ABOUT THIS EXERCISE:
Your answer should be the full listing, copied word for word.

PROVIDED MATERIAL:

——————————

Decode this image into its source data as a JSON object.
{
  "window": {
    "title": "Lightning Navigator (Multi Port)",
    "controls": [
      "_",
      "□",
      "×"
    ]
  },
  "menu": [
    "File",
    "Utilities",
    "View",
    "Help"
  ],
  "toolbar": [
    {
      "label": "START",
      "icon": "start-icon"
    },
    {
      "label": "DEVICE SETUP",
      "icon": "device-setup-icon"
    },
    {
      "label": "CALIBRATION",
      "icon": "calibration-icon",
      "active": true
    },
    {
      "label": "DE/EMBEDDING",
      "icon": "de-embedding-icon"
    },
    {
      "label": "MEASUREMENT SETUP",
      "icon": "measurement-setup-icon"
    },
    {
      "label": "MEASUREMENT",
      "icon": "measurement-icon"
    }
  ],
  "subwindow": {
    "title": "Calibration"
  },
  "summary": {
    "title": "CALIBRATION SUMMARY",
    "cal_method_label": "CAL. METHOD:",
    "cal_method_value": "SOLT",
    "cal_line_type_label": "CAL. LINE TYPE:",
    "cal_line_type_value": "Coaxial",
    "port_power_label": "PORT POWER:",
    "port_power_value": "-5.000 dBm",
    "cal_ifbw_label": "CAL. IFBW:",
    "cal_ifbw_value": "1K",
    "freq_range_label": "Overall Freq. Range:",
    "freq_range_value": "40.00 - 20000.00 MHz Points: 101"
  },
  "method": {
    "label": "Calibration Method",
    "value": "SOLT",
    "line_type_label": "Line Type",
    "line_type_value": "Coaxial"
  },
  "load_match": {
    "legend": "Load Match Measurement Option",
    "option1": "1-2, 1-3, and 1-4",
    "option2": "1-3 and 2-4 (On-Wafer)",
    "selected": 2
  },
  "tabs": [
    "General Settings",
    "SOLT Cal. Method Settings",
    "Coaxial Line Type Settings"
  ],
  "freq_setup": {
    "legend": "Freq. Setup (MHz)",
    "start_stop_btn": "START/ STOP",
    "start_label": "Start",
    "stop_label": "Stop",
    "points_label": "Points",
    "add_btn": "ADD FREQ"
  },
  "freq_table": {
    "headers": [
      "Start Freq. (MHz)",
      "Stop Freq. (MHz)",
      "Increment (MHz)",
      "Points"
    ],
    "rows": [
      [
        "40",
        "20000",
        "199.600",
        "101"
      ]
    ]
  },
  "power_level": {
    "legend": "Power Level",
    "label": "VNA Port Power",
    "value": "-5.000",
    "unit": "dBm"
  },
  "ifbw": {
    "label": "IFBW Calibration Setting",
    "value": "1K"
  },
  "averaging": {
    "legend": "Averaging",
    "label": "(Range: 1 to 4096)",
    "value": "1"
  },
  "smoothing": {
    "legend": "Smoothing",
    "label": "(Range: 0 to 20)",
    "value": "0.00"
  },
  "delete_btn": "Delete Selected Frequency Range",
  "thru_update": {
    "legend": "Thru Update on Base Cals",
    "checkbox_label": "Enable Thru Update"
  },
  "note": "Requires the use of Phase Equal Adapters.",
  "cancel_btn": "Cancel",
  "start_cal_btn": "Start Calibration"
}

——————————

EXERCISE ANSWER:
Decode this image into its source data as a JSON object.
{
  "window": {
    "title": "Lightning Navigator (Multi Port)",
    "controls": [
      "_",
      "□",
      "×"
    ]
  },
  "menu": [
    "File",
    "Utilities",
    "View",
    "Help"
  ],
  "toolbar": [
    {
      "label": "START",
      "icon": "start-icon"
    },
    {
      "label": "DEVICE SETUP",
      "icon": "device-setup-icon"
    },
    {
      "label": "CALIBRATION",
      "icon": "calibration-icon",
      "active": true
    },
    {
      "label": "DE/EMBEDDING",
      "icon": "de-embedding-icon"
    },
    {
      "label": "MEASUREMENT SETUP",
      "icon": "measurement-setup-icon"
    },
    {
      "label": "MEASUREMENT",
      "icon": "measurement-icon"
    }
  ],
  "subwindow": {
    "title": "Calibration"
  },
  "summary": {
    "title": "CALIBRATION SUMMARY",
    "cal_method_label": "CAL. METHOD:",
    "cal_method_value": "SOLT",
    "cal_line_type_label": "CAL. LINE TYPE:",
    "cal_line_type_value": "Coaxial",
    "port_power_label": "PORT POWER:",
    "port_power_value": "-5.000 dBm",
    "cal_ifbw_label": "CAL. IFBW:",
    "cal_ifbw_value": "1K",
    "freq_range_label": "Overall Freq. Range:",
    "freq_range_value": "40.00 - 20000.00 MHz Points: 101"
  },
  "method": {
    "label": "Calibration Method",
    "value": "SOLT",
    "line_type_label": "Line Type",
    "line_type_value": "Coaxial"
  },
  "load_match": {
    "legend": "Load Match Measurement Option",
    "option1": "1-2, 1-3, and 1-4",
    "option2": "1-3 and 2-4 (On-Wafer)",
    "selected": 2
  },
  "tabs": [
    "General Settings",
    "SOLT Cal. Method Settings",
    "Coaxial Line Type Settings"
  ],
  "freq_setup": {
    "legend": "Freq. Setup (MHz)",
    "start_stop_btn": "START/ STOP",
    "start_label": "Start",
    "stop_label": "Stop",
    "points_label": "Points",
    "add_btn": "ADD FREQ"
  },
  "freq_table": {
    "headers": [
      "Start Freq. (MHz)",
      "Stop Freq. (MHz)",
      "Increment (MHz)",
      "Points"
    ],
    "rows": [
      [
        "40",
        "20000",
        "199.600",
        "101"
      ]
    ]
  },
  "power_level": {
    "legend": "Power Level",
    "label": "VNA Port Power",
    "value": "-5.000",
    "unit": "dBm"
  },
  "ifbw": {
    "label": "IFBW Calibration Setting",
    "value": "1K"
  },
  "averaging": {
    "legend": "Averaging",
    "label": "(Range: 1 to 4096)",
    "value": "1"
  },
  "smoothing": {
    "legend": "Smoothing",
    "label": "(Range: 0 to 20)",
    "value": "0.00"
  },
  "delete_btn": "Delete Selected Frequency Range",
  "thru_update": {
    "legend": "Thru Update on Base Cals",
    "checkbox_label": "Enable Thru Update"
  },
  "note": "Requires the use of Phase Equal Adapters.",
  "cancel_btn": "Cancel",
  "start_cal_btn": "Start Calibration"
}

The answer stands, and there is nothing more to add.